● **What the task requires**
Wherever the word "true" occurs in the listing below, copy that whole line.

### Extracted material

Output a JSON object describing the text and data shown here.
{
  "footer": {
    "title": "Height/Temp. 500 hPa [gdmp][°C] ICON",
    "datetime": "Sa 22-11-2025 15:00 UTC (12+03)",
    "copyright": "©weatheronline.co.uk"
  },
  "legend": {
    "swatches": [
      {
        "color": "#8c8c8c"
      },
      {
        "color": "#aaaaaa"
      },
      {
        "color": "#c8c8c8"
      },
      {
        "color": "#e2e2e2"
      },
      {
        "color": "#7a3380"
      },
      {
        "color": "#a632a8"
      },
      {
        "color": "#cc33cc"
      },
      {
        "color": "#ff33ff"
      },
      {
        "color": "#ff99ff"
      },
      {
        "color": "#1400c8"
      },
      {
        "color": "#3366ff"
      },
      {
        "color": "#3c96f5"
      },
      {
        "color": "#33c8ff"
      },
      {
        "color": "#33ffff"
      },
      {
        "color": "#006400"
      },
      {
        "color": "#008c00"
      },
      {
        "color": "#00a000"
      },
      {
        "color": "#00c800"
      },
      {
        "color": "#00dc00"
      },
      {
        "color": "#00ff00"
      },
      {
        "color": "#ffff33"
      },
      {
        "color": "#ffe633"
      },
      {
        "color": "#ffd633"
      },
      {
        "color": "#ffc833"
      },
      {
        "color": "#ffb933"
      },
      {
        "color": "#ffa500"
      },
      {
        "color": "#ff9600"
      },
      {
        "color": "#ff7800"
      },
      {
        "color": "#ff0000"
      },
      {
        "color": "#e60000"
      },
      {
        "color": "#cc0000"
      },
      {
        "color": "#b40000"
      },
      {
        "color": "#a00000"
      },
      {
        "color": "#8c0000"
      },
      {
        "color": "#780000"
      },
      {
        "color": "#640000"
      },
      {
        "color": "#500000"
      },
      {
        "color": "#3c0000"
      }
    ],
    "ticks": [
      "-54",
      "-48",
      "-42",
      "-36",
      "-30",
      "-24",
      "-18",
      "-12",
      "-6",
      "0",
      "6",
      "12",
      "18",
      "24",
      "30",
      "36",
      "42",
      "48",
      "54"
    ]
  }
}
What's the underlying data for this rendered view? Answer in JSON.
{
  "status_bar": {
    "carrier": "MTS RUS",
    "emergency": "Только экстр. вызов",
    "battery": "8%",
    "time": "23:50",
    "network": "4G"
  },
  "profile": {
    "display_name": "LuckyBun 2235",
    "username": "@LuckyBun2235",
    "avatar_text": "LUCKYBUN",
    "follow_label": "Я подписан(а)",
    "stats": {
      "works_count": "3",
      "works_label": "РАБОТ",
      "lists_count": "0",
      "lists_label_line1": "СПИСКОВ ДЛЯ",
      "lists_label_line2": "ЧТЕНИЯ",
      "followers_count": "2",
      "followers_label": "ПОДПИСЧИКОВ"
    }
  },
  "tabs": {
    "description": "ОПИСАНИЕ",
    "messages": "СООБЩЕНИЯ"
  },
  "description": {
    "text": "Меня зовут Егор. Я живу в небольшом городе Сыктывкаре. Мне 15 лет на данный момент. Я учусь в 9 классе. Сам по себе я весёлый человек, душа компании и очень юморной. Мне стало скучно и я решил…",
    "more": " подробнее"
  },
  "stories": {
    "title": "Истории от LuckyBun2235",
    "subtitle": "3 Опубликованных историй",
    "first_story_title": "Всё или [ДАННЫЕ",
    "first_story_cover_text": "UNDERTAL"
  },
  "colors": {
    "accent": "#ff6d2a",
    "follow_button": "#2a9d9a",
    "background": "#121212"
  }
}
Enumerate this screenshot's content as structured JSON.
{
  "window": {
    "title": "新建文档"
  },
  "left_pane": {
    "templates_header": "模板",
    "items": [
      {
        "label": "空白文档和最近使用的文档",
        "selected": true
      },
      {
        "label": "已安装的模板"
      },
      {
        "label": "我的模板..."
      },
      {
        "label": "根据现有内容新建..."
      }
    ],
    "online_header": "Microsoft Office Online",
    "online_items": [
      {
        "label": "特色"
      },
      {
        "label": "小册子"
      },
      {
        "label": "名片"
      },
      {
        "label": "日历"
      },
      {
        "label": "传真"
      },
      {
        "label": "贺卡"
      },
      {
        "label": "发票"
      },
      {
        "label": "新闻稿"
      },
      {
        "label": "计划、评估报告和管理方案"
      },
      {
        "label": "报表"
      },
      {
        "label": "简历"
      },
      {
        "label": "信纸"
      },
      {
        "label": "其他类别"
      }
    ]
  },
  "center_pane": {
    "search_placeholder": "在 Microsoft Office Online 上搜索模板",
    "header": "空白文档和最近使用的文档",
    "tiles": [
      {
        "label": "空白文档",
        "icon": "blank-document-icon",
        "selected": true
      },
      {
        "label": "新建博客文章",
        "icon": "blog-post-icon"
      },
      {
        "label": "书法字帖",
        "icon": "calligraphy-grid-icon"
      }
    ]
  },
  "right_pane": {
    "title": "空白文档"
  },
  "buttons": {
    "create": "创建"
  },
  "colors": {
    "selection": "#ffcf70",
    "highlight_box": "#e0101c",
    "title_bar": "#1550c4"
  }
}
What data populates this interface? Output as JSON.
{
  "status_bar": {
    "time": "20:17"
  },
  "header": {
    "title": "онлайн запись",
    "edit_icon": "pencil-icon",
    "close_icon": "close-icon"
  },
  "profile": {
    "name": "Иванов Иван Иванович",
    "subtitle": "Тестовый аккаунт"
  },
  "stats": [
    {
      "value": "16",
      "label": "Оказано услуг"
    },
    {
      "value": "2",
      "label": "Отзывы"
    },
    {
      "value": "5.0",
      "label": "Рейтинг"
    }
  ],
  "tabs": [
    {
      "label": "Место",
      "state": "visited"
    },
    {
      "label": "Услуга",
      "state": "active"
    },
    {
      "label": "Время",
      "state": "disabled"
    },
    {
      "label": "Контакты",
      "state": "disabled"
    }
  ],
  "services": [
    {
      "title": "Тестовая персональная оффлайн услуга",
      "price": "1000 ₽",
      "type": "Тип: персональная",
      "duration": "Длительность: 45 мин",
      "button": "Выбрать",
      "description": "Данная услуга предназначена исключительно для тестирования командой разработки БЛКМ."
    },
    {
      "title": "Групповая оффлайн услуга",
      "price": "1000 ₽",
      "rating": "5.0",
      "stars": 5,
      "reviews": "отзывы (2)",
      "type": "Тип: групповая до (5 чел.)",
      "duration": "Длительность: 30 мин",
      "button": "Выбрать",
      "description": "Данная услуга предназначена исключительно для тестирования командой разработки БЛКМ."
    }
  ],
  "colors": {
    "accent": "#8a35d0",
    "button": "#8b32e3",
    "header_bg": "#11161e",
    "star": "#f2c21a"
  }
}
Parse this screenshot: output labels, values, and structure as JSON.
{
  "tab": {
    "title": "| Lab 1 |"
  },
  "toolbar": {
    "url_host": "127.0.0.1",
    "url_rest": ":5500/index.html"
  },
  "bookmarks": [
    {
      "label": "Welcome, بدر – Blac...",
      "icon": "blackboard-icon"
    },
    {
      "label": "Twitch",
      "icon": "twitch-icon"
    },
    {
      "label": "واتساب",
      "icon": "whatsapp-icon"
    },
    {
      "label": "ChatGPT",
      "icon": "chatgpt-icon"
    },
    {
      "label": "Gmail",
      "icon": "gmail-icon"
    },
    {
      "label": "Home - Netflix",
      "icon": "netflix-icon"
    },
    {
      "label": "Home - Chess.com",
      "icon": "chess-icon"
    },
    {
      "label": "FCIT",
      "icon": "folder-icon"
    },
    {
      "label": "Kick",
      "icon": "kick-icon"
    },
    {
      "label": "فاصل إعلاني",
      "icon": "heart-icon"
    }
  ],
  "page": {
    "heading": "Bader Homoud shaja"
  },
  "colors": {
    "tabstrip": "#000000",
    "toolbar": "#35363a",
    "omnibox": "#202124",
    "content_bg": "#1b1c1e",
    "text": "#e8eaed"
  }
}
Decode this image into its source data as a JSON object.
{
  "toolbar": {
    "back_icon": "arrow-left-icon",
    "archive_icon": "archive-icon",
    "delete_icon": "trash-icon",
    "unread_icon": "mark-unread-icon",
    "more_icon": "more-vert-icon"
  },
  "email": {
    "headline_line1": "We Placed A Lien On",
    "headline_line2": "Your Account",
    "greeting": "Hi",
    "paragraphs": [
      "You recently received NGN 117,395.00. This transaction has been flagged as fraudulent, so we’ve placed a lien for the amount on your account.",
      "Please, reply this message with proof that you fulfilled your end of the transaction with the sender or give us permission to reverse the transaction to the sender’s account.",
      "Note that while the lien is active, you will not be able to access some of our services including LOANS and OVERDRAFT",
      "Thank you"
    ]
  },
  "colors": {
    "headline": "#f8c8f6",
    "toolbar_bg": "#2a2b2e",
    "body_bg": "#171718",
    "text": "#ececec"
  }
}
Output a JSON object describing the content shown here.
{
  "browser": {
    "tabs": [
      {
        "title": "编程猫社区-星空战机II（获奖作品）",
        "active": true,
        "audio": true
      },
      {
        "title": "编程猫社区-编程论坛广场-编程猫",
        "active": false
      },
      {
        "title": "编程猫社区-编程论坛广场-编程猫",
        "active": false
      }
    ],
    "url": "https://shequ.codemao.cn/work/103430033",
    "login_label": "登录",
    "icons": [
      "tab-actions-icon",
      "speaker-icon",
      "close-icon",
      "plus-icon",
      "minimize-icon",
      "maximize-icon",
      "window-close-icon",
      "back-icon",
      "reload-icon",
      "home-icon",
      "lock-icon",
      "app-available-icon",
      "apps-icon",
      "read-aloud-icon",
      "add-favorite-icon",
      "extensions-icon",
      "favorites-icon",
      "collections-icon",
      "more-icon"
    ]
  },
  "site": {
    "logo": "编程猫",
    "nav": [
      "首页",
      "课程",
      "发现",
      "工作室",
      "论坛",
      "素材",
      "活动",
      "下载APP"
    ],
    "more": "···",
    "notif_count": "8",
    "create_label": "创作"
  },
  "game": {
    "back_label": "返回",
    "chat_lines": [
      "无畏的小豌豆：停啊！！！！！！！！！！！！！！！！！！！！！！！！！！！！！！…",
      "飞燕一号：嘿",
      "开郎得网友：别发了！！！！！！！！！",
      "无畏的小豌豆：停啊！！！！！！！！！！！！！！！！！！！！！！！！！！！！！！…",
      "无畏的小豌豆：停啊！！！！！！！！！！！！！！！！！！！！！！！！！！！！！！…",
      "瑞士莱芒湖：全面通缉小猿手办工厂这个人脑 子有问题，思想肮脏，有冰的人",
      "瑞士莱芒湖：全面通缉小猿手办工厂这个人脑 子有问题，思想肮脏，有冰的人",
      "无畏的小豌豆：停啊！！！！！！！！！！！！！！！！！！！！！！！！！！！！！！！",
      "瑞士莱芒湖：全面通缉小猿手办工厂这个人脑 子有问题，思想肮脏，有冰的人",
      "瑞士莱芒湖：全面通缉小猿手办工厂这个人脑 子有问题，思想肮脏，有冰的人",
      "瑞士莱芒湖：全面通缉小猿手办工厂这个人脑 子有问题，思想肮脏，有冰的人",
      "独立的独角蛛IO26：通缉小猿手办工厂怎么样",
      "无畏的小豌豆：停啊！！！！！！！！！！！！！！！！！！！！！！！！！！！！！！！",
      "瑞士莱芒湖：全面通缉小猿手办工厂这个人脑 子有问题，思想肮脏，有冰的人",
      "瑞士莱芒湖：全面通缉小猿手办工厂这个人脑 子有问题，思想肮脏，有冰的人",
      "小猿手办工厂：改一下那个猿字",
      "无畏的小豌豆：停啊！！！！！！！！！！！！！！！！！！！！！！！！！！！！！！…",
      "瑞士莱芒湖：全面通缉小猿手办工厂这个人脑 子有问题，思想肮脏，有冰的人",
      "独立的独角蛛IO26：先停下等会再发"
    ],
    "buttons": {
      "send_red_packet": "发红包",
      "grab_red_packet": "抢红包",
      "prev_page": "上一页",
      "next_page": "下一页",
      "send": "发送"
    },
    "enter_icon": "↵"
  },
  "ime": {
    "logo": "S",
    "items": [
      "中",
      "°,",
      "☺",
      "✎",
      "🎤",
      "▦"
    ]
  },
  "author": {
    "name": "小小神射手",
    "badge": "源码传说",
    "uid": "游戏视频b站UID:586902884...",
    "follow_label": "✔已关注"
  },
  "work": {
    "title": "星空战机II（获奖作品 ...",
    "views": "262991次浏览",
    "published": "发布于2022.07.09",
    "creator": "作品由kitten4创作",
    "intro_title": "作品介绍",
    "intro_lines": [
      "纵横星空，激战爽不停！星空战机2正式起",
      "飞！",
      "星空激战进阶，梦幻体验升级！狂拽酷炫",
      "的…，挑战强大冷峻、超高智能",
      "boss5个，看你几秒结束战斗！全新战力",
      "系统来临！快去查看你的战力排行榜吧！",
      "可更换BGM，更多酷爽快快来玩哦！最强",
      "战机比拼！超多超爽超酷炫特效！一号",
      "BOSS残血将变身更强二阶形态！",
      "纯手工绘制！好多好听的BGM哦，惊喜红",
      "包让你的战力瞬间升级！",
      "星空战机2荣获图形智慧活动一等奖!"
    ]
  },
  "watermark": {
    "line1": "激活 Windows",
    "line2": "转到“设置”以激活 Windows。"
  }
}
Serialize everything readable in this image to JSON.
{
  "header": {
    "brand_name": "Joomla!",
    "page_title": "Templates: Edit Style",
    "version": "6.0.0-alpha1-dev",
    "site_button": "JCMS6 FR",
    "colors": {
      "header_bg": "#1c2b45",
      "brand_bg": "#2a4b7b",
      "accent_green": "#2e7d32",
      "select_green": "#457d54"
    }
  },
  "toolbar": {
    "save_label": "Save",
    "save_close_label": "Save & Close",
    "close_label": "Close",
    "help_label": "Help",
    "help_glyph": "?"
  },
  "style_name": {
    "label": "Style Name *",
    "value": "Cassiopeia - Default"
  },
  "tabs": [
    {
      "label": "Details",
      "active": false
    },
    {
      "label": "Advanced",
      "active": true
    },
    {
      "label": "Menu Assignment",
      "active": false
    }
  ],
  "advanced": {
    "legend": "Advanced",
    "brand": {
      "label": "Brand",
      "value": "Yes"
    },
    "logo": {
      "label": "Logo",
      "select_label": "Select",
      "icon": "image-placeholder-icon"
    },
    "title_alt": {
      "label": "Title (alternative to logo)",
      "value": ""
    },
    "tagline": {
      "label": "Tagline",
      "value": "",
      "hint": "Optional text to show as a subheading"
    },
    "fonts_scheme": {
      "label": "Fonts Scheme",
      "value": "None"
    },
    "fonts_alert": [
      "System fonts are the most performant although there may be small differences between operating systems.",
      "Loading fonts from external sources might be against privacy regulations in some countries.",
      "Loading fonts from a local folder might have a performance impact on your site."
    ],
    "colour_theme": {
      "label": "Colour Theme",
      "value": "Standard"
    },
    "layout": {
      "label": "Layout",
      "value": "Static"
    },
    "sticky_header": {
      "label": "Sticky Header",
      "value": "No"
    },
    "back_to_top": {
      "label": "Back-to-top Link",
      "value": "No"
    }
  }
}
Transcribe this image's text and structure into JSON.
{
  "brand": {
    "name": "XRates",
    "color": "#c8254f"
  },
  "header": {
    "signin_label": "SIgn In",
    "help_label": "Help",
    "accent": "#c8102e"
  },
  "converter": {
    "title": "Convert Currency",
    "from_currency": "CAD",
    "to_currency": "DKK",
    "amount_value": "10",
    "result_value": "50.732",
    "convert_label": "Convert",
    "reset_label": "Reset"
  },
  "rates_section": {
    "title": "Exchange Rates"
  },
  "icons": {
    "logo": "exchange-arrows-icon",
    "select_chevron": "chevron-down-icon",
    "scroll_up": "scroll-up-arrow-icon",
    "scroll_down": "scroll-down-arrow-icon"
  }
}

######

● **Answer section**
        "selected": true
        "selected": true
        "active": true,
        "audio": true
      "active": true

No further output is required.